▶ _Task objective_: Skip the pictures and copy all the data that follows exactly.
───── Working data ─────
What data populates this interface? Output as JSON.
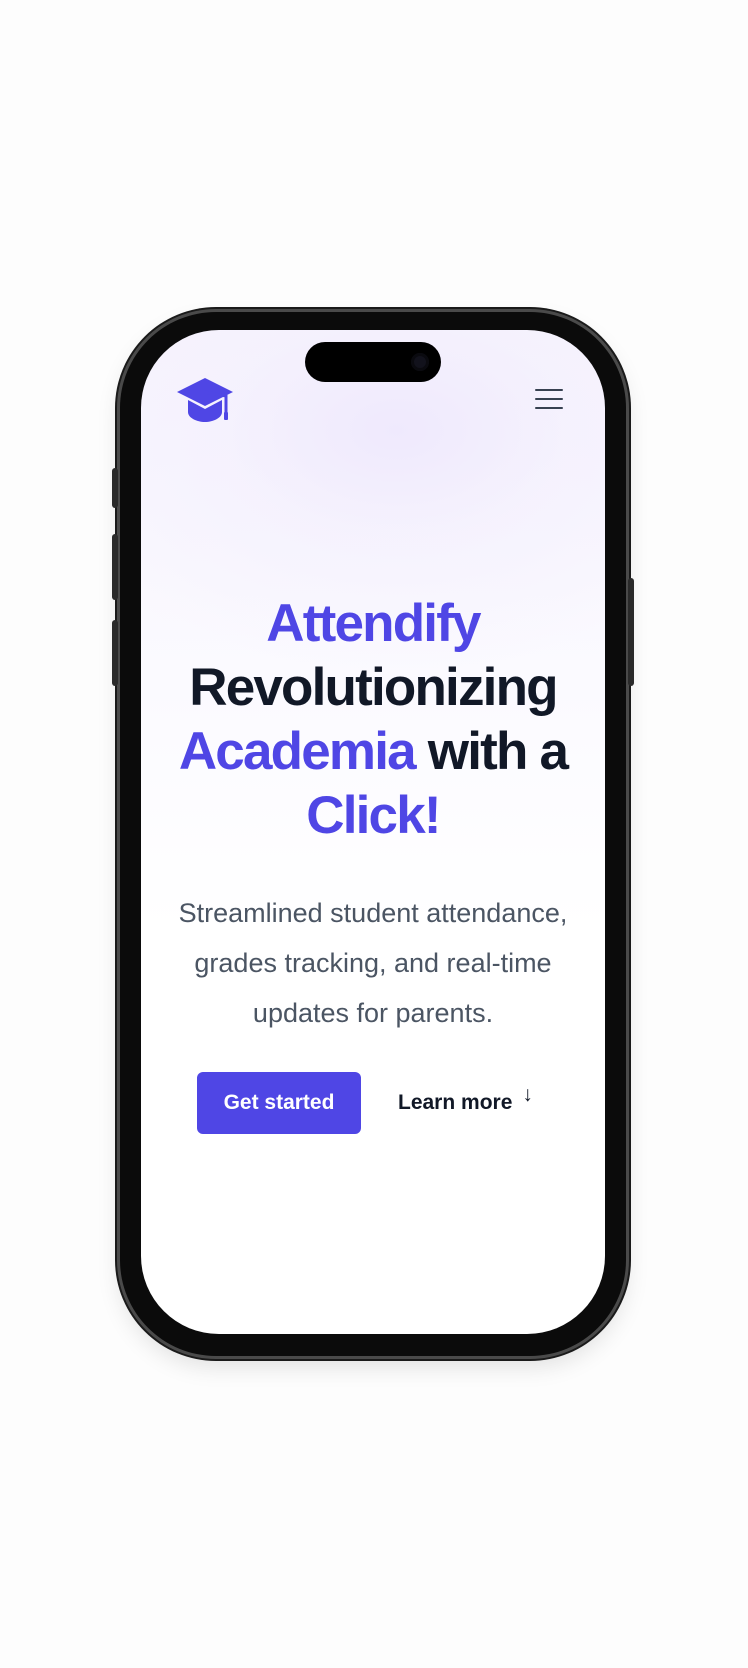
{
  "colors": {
    "accent": "#4f46e5",
    "heading": "#111827",
    "body_text": "#4b5563",
    "background_tint": "#f3effd"
  },
  "header": {
    "logo_icon": "graduation-cap-icon",
    "menu_icon": "hamburger-menu-icon"
  },
  "hero": {
    "title_line1_accent": "Attendify",
    "title_line2": "Revolutionizing",
    "title_line3_accent": "Academia",
    "title_line3_rest": " with a",
    "title_line4_accent": "Click!",
    "subtitle": "Streamlined student attendance, grades tracking, and real-time updates for parents.",
    "primary_button": "Get started",
    "secondary_link": "Learn more",
    "secondary_icon": "arrow-down-icon",
    "secondary_arrow": "↓"
  }
}
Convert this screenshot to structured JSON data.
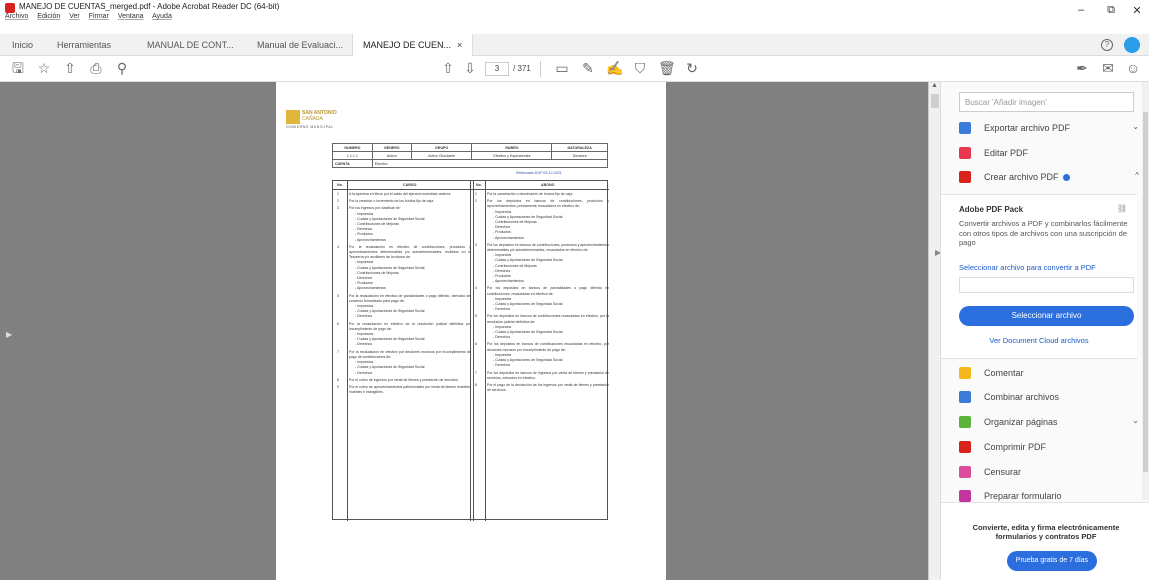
{
  "window": {
    "title": "MANEJO DE CUENTAS_merged.pdf - Adobe Acrobat Reader DC (64-bit)",
    "menu": [
      "Archivo",
      "Edición",
      "Ver",
      "Firmar",
      "Ventana",
      "Ayuda"
    ],
    "controls": {
      "minimize": "–",
      "restore": "⧉",
      "close": "✕"
    }
  },
  "tabs": {
    "home": "Inicio",
    "tools": "Herramientas",
    "items": [
      {
        "label": "MANUAL DE CONT..."
      },
      {
        "label": "Manual de Evaluaci..."
      },
      {
        "label": "MANEJO DE CUEN..."
      }
    ],
    "close_symbol": "×",
    "help_symbol": "?"
  },
  "toolbar": {
    "current_page": "3",
    "total_pages": "/ 371"
  },
  "document": {
    "logo": {
      "line1": "SAN ANTONIO",
      "line2": "CAÑADA",
      "line3": "GOBIERNO MUNICIPAL"
    },
    "header": {
      "columns": [
        "NUMERO",
        "GENERO",
        "GRUPO",
        "RUBRO",
        "NATURALEZA"
      ],
      "values": [
        "1.1.1.1",
        "Activo",
        "Activo Circulante",
        "Efectivo y Equivalentes",
        "Deudora"
      ],
      "cuenta_label": "CUENTA",
      "cuenta_value": "Efectivo"
    },
    "reformado": "Reformado DOF 00-12-2021",
    "table_head": {
      "no": "No.",
      "cargo": "CARGO",
      "no2": "No.",
      "abono": "ABONO"
    },
    "cargo": [
      {
        "n": "1",
        "t": "A la apertura en libros por el saldo del ejercicio inmediato anterior.",
        "subs": []
      },
      {
        "n": "2",
        "t": "Por la creación o incremento de los fondos fijo de caja.",
        "subs": []
      },
      {
        "n": "3",
        "t": "Por los ingresos por clasificar de:",
        "subs": [
          "Impuestos",
          "Cuotas y Aportaciones de Seguridad Social",
          "Contribuciones de Mejoras",
          "Derechos",
          "Productos",
          "Aprovechamientos"
        ]
      },
      {
        "n": "4",
        "t": "Por la recaudación en efectivo de contribuciones, productos y aprovechamientos determinables y/o autodeterminables, recibidos en la Tesorería y/o auxiliares de la misma de:",
        "subs": [
          "Impuestos",
          "Cuotas y Aportaciones de Seguridad Social",
          "Contribuciones de Mejoras",
          "Derechos",
          "Productos",
          "Aprovechamientos"
        ]
      },
      {
        "n": "5",
        "t": "Por la recaudación en efectivo de parcialidades o pago diferido, derivado del convenio formalizado para pago de:",
        "subs": [
          "Impuestos",
          "Cuotas y Aportaciones de Seguridad Social",
          "Derechos"
        ]
      },
      {
        "n": "6",
        "t": "Por la recaudación en efectivo de la resolución judicial definitiva por incumplimiento de pago de:",
        "subs": [
          "Impuestos",
          "Cuotas y Aportaciones de Seguridad Social",
          "Derechos"
        ]
      },
      {
        "n": "7",
        "t": "Por la recaudación en efectivo por deudores morosos por incumplimiento de pago de contribuciones de:",
        "subs": [
          "Impuestos",
          "Cuotas y Aportaciones de Seguridad Social",
          "Derechos"
        ]
      },
      {
        "n": "8",
        "t": "Por el cobro de ingresos por venta de bienes y prestación de servicios.",
        "subs": []
      },
      {
        "n": "9",
        "t": "Por el cobro de aprovechamientos patrimoniales por venta de bienes muebles, inuebles e intangibles.",
        "subs": []
      }
    ],
    "abono": [
      {
        "n": "1",
        "t": "Por la cancelación o disminución de fondos fijo de caja.",
        "subs": []
      },
      {
        "n": "2",
        "t": "Por los depósitos en bancos de contribuciones, productos y aprovechamientos, previamente recaudados en efectivo de:",
        "subs": [
          "Impuestos",
          "Cuotas y Aportaciones de Seguridad Social",
          "Contribuciones de Mejoras",
          "Derechos",
          "Productos",
          "Aprovechamientos"
        ]
      },
      {
        "n": "3",
        "t": "Por los depósitos en bancos de contribuciones, productos y aprovechamientos determinables y/o autodeterminables, recaudados en efectivo de:",
        "subs": [
          "Impuestos",
          "Cuotas y Aportaciones de Seguridad Social",
          "Contribuciones de Mejoras",
          "Derechos",
          "Productos",
          "Aprovechamientos"
        ]
      },
      {
        "n": "4",
        "t": "Por los depósitos en bancos de parcialidades o pago diferido en contribuciones, recaudadas en efectivo de:",
        "subs": [
          "Impuestos",
          "Cuotas y Aportaciones de Seguridad Social",
          "Derechos"
        ]
      },
      {
        "n": "5",
        "t": "Por los depósitos en bancos de contribuciones recaudadas en efectivo, por la resolución judicial definitiva de:",
        "subs": [
          "Impuestos",
          "Cuotas y Aportaciones de Seguridad Social",
          "Derechos"
        ]
      },
      {
        "n": "6",
        "t": "Por los depósitos en bancos de contribuciones recaudadas en efectivo, por deudores morosos por incumplimiento de pago de:",
        "subs": [
          "Impuestos",
          "Cuotas y Aportaciones de Seguridad Social",
          "Derechos"
        ]
      },
      {
        "n": "7",
        "t": "Por los depósitos en bancos de ingresos por venta de bienes y prestación de servicios, cobrados en efectivo.",
        "subs": []
      },
      {
        "n": "8",
        "t": "Por el pago de la devolución de los ingresos por venta de bienes y prestación de servicios.",
        "subs": []
      }
    ]
  },
  "panel": {
    "search_placeholder": "Buscar 'Añadir imagen'",
    "tools_top": [
      {
        "label": "Exportar archivo PDF",
        "chev": "⌄",
        "color": "#3b7bd8"
      },
      {
        "label": "Editar PDF",
        "chev": "",
        "color": "#e8384f"
      },
      {
        "label": "Crear archivo PDF",
        "chev": "^",
        "color": "#d9231d"
      }
    ],
    "pack": {
      "title": "Adobe PDF Pack",
      "desc": "Convertir archivos a PDF y combinarlos fácilmente con otros tipos de archivos con una suscripción de pago",
      "link": "Seleccionar archivo para convertir a PDF",
      "button": "Seleccionar archivo",
      "cloud": "Ver Document Cloud archivos"
    },
    "tools_bottom": [
      {
        "label": "Comentar",
        "chev": "",
        "color": "#f5b91e"
      },
      {
        "label": "Combinar archivos",
        "chev": "",
        "color": "#3b7bd8"
      },
      {
        "label": "Organizar páginas",
        "chev": "⌄",
        "color": "#5bb33b"
      },
      {
        "label": "Comprimir PDF",
        "chev": "",
        "color": "#d9231d"
      },
      {
        "label": "Censurar",
        "chev": "",
        "color": "#d94d9c"
      },
      {
        "label": "Preparar formulario",
        "chev": "",
        "color": "#c4359f"
      }
    ],
    "promo": {
      "text": "Convierte, edita y firma electrónicamente formularios y contratos PDF",
      "button": "Prueba gratis de 7 días"
    }
  }
}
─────
▶ _Task response_:
What data populates this interface? Output as JSON.
{
  "colors": {
    "accent": "#4f46e5",
    "heading": "#111827",
    "body_text": "#4b5563",
    "background_tint": "#f3effd"
  },
  "header": {
    "logo_icon": "graduation-cap-icon",
    "menu_icon": "hamburger-menu-icon"
  },
  "hero": {
    "title_line1_accent": "Attendify",
    "title_line2": "Revolutionizing",
    "title_line3_accent": "Academia",
    "title_line3_rest": " with a",
    "title_line4_accent": "Click!",
    "subtitle": "Streamlined student attendance, grades tracking, and real-time updates for parents.",
    "primary_button": "Get started",
    "secondary_link": "Learn more",
    "secondary_icon": "arrow-down-icon",
    "secondary_arrow": "↓"
  }
}
Convert this screenshot to structured JSON data.
{
  "window": {
    "title": "MANEJO DE CUENTAS_merged.pdf - Adobe Acrobat Reader DC (64-bit)",
    "menu": [
      "Archivo",
      "Edición",
      "Ver",
      "Firmar",
      "Ventana",
      "Ayuda"
    ],
    "controls": {
      "minimize": "–",
      "restore": "⧉",
      "close": "✕"
    }
  },
  "tabs": {
    "home": "Inicio",
    "tools": "Herramientas",
    "items": [
      {
        "label": "MANUAL DE CONT..."
      },
      {
        "label": "Manual de Evaluaci..."
      },
      {
        "label": "MANEJO DE CUEN..."
      }
    ],
    "close_symbol": "×",
    "help_symbol": "?"
  },
  "toolbar": {
    "current_page": "3",
    "total_pages": "/ 371"
  },
  "document": {
    "logo": {
      "line1": "SAN ANTONIO",
      "line2": "CAÑADA",
      "line3": "GOBIERNO MUNICIPAL"
    },
    "header": {
      "columns": [
        "NUMERO",
        "GENERO",
        "GRUPO",
        "RUBRO",
        "NATURALEZA"
      ],
      "values": [
        "1.1.1.1",
        "Activo",
        "Activo Circulante",
        "Efectivo y Equivalentes",
        "Deudora"
      ],
      "cuenta_label": "CUENTA",
      "cuenta_value": "Efectivo"
    },
    "reformado": "Reformado DOF 00-12-2021",
    "table_head": {
      "no": "No.",
      "cargo": "CARGO",
      "no2": "No.",
      "abono": "ABONO"
    },
    "cargo": [
      {
        "n": "1",
        "t": "A la apertura en libros por el saldo del ejercicio inmediato anterior.",
        "subs": []
      },
      {
        "n": "2",
        "t": "Por la creación o incremento de los fondos fijo de caja.",
        "subs": []
      },
      {
        "n": "3",
        "t": "Por los ingresos por clasificar de:",
        "subs": [
          "Impuestos",
          "Cuotas y Aportaciones de Seguridad Social",
          "Contribuciones de Mejoras",
          "Derechos",
          "Productos",
          "Aprovechamientos"
        ]
      },
      {
        "n": "4",
        "t": "Por la recaudación en efectivo de contribuciones, productos y aprovechamientos determinables y/o autodeterminables, recibidos en la Tesorería y/o auxiliares de la misma de:",
        "subs": [
          "Impuestos",
          "Cuotas y Aportaciones de Seguridad Social",
          "Contribuciones de Mejoras",
          "Derechos",
          "Productos",
          "Aprovechamientos"
        ]
      },
      {
        "n": "5",
        "t": "Por la recaudación en efectivo de parcialidades o pago diferido, derivado del convenio formalizado para pago de:",
        "subs": [
          "Impuestos",
          "Cuotas y Aportaciones de Seguridad Social",
          "Derechos"
        ]
      },
      {
        "n": "6",
        "t": "Por la recaudación en efectivo de la resolución judicial definitiva por incumplimiento de pago de:",
        "subs": [
          "Impuestos",
          "Cuotas y Aportaciones de Seguridad Social",
          "Derechos"
        ]
      },
      {
        "n": "7",
        "t": "Por la recaudación en efectivo por deudores morosos por incumplimiento de pago de contribuciones de:",
        "subs": [
          "Impuestos",
          "Cuotas y Aportaciones de Seguridad Social",
          "Derechos"
        ]
      },
      {
        "n": "8",
        "t": "Por el cobro de ingresos por venta de bienes y prestación de servicios.",
        "subs": []
      },
      {
        "n": "9",
        "t": "Por el cobro de aprovechamientos patrimoniales por venta de bienes muebles, inuebles e intangibles.",
        "subs": []
      }
    ],
    "abono": [
      {
        "n": "1",
        "t": "Por la cancelación o disminución de fondos fijo de caja.",
        "subs": []
      },
      {
        "n": "2",
        "t": "Por los depósitos en bancos de contribuciones, productos y aprovechamientos, previamente recaudados en efectivo de:",
        "subs": [
          "Impuestos",
          "Cuotas y Aportaciones de Seguridad Social",
          "Contribuciones de Mejoras",
          "Derechos",
          "Productos",
          "Aprovechamientos"
        ]
      },
      {
        "n": "3",
        "t": "Por los depósitos en bancos de contribuciones, productos y aprovechamientos determinables y/o autodeterminables, recaudados en efectivo de:",
        "subs": [
          "Impuestos",
          "Cuotas y Aportaciones de Seguridad Social",
          "Contribuciones de Mejoras",
          "Derechos",
          "Productos",
          "Aprovechamientos"
        ]
      },
      {
        "n": "4",
        "t": "Por los depósitos en bancos de parcialidades o pago diferido en contribuciones, recaudadas en efectivo de:",
        "subs": [
          "Impuestos",
          "Cuotas y Aportaciones de Seguridad Social",
          "Derechos"
        ]
      },
      {
        "n": "5",
        "t": "Por los depósitos en bancos de contribuciones recaudadas en efectivo, por la resolución judicial definitiva de:",
        "subs": [
          "Impuestos",
          "Cuotas y Aportaciones de Seguridad Social",
          "Derechos"
        ]
      },
      {
        "n": "6",
        "t": "Por los depósitos en bancos de contribuciones recaudadas en efectivo, por deudores morosos por incumplimiento de pago de:",
        "subs": [
          "Impuestos",
          "Cuotas y Aportaciones de Seguridad Social",
          "Derechos"
        ]
      },
      {
        "n": "7",
        "t": "Por los depósitos en bancos de ingresos por venta de bienes y prestación de servicios, cobrados en efectivo.",
        "subs": []
      },
      {
        "n": "8",
        "t": "Por el pago de la devolución de los ingresos por venta de bienes y prestación de servicios.",
        "subs": []
      }
    ]
  },
  "panel": {
    "search_placeholder": "Buscar 'Añadir imagen'",
    "tools_top": [
      {
        "label": "Exportar archivo PDF",
        "chev": "⌄",
        "color": "#3b7bd8"
      },
      {
        "label": "Editar PDF",
        "chev": "",
        "color": "#e8384f"
      },
      {
        "label": "Crear archivo PDF",
        "chev": "^",
        "color": "#d9231d"
      }
    ],
    "pack": {
      "title": "Adobe PDF Pack",
      "desc": "Convertir archivos a PDF y combinarlos fácilmente con otros tipos de archivos con una suscripción de pago",
      "link": "Seleccionar archivo para convertir a PDF",
      "button": "Seleccionar archivo",
      "cloud": "Ver Document Cloud archivos"
    },
    "tools_bottom": [
      {
        "label": "Comentar",
        "chev": "",
        "color": "#f5b91e"
      },
      {
        "label": "Combinar archivos",
        "chev": "",
        "color": "#3b7bd8"
      },
      {
        "label": "Organizar páginas",
        "chev": "⌄",
        "color": "#5bb33b"
      },
      {
        "label": "Comprimir PDF",
        "chev": "",
        "color": "#d9231d"
      },
      {
        "label": "Censurar",
        "chev": "",
        "color": "#d94d9c"
      },
      {
        "label": "Preparar formulario",
        "chev": "",
        "color": "#c4359f"
      }
    ],
    "promo": {
      "text": "Convierte, edita y firma electrónicamente formularios y contratos PDF",
      "button": "Prueba gratis de 7 días"
    }
  }
}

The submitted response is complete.